Is taking melatonin safe? If you struggle with short-term sleep loss, melatonin can be an effective solution. According to the National Sleep Foundation, it’s not addictive when used over a short period, and does not cause symptoms of withdrawal when you stop taking melatonin supplements.
A supplement can help, but combining a melatonin supplement with eating more whole foods can have an even bigger impact on your sleep. Especially when paired with the other night time routine tips mentioned below.
Also, keep in mind that melatonin is not a cure for all sleep disorders. Some people say they struggle to fall asleep after using melatonin supplements for extended periods of time, and it’s typically better suited for short-term use. If you suffer from long-term insomnia, melatonin supplements might not be the best solution for you.
How Much Melatonin to Take for Sleep
Taking melatonin in low doses is the most effective way to promote sleep. You can buy supplements over the counter ranging from 1mg to 10mg, however, Cleveland Clinic recommends not exceeding 3mg. Taking between 0.5mg and 3mg of melatonin can help get rid of restlessness or overcome jet lag.
Whole Foods High in Melatonin
Eating foods high in melatonin can also help your body get enough of this hormone to promote better sleep. Try to incorporate the following foods in your diet:
- Sunflower seeds
- Tart cherries
Nighttime Rituals for Better Sleep
Good sleep doesn’t only come down to what you consume. Establishing nighttime habits can also promote restful sleep. The Sleep Foundation recommends some of the following activities to do as part of a bedtime routine:
- Go to bed and wake up at the same times every day
- Avoid using electronic devices as much as possible before bed
- Have a light snack before bed (choose from one of the whole foods listed above!)
- Drink chamomile or lavender tea
- Take a warm bath
- Listen to relaxing music before falling asleep
- Do deep breathing exercises or muscle relaxation
- Read a book
- Write in a journal
- Make your bedroom cool, dark, and quiet
Melatonin: Safe to Use and Promotes Better Sleep
Taking melatonin in small doses is not only safe but can also remedy short-term sleep problems. Getting enough sleep is so important, and adding a melatonin supplement, the right foods, and a good bedtime routine can make a huge difference.
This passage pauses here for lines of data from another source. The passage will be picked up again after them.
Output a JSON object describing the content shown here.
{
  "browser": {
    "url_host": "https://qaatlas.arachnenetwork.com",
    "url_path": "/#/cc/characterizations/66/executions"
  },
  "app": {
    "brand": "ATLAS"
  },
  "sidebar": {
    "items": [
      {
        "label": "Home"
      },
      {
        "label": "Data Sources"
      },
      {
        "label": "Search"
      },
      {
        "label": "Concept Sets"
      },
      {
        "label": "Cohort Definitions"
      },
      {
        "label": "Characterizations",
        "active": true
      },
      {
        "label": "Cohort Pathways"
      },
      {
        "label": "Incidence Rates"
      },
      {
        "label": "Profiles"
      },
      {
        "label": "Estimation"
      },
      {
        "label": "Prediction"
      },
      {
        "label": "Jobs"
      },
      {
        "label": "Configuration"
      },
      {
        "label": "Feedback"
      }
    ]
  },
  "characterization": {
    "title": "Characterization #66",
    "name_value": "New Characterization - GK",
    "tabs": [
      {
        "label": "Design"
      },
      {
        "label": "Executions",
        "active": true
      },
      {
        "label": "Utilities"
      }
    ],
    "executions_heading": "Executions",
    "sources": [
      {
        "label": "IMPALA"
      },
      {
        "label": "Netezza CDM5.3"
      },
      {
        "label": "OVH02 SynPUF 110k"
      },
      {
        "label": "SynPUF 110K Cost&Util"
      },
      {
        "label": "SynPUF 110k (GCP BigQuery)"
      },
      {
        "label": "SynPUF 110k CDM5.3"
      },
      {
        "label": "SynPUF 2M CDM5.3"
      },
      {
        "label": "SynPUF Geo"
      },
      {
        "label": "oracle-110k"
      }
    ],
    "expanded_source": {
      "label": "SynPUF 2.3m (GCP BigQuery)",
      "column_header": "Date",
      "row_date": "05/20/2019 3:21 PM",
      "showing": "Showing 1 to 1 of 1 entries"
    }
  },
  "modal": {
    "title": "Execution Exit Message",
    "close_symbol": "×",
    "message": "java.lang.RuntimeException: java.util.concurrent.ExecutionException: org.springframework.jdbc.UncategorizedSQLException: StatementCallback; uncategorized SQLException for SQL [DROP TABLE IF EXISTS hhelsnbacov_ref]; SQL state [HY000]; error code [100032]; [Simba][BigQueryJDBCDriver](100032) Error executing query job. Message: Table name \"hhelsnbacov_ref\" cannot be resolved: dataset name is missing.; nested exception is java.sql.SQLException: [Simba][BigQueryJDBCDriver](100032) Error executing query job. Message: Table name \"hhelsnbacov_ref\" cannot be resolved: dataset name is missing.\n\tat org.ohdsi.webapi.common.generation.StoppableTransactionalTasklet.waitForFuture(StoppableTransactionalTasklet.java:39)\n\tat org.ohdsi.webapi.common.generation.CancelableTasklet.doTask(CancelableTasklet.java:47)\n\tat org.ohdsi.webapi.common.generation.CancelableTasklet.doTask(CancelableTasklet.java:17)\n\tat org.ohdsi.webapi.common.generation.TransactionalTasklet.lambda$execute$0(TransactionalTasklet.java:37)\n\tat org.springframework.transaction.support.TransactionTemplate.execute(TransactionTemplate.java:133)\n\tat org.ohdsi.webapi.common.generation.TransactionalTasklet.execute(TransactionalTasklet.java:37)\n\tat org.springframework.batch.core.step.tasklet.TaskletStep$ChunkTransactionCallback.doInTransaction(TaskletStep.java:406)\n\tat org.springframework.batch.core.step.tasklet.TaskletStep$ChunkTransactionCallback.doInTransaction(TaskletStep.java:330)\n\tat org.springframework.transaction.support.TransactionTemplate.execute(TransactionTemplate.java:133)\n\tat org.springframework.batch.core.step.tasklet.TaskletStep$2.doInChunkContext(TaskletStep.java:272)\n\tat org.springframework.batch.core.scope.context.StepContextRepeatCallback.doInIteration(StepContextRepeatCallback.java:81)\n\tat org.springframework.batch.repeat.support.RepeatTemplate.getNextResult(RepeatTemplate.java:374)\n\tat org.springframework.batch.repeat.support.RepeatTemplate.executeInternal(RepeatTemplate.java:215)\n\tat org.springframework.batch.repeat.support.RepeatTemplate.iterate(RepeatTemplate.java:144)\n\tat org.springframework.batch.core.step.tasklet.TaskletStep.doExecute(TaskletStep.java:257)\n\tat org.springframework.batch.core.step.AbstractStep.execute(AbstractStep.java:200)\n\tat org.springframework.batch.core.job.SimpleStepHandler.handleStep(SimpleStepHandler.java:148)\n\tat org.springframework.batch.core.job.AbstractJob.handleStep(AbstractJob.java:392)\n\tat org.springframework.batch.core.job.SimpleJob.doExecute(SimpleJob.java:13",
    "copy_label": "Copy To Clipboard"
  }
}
Instead of melatonin an alternative is tea.
Do you use melatonin supplements? Do you find it effective? Let me know in the comments!
Read More About Getting Great Sleep
XO – Serena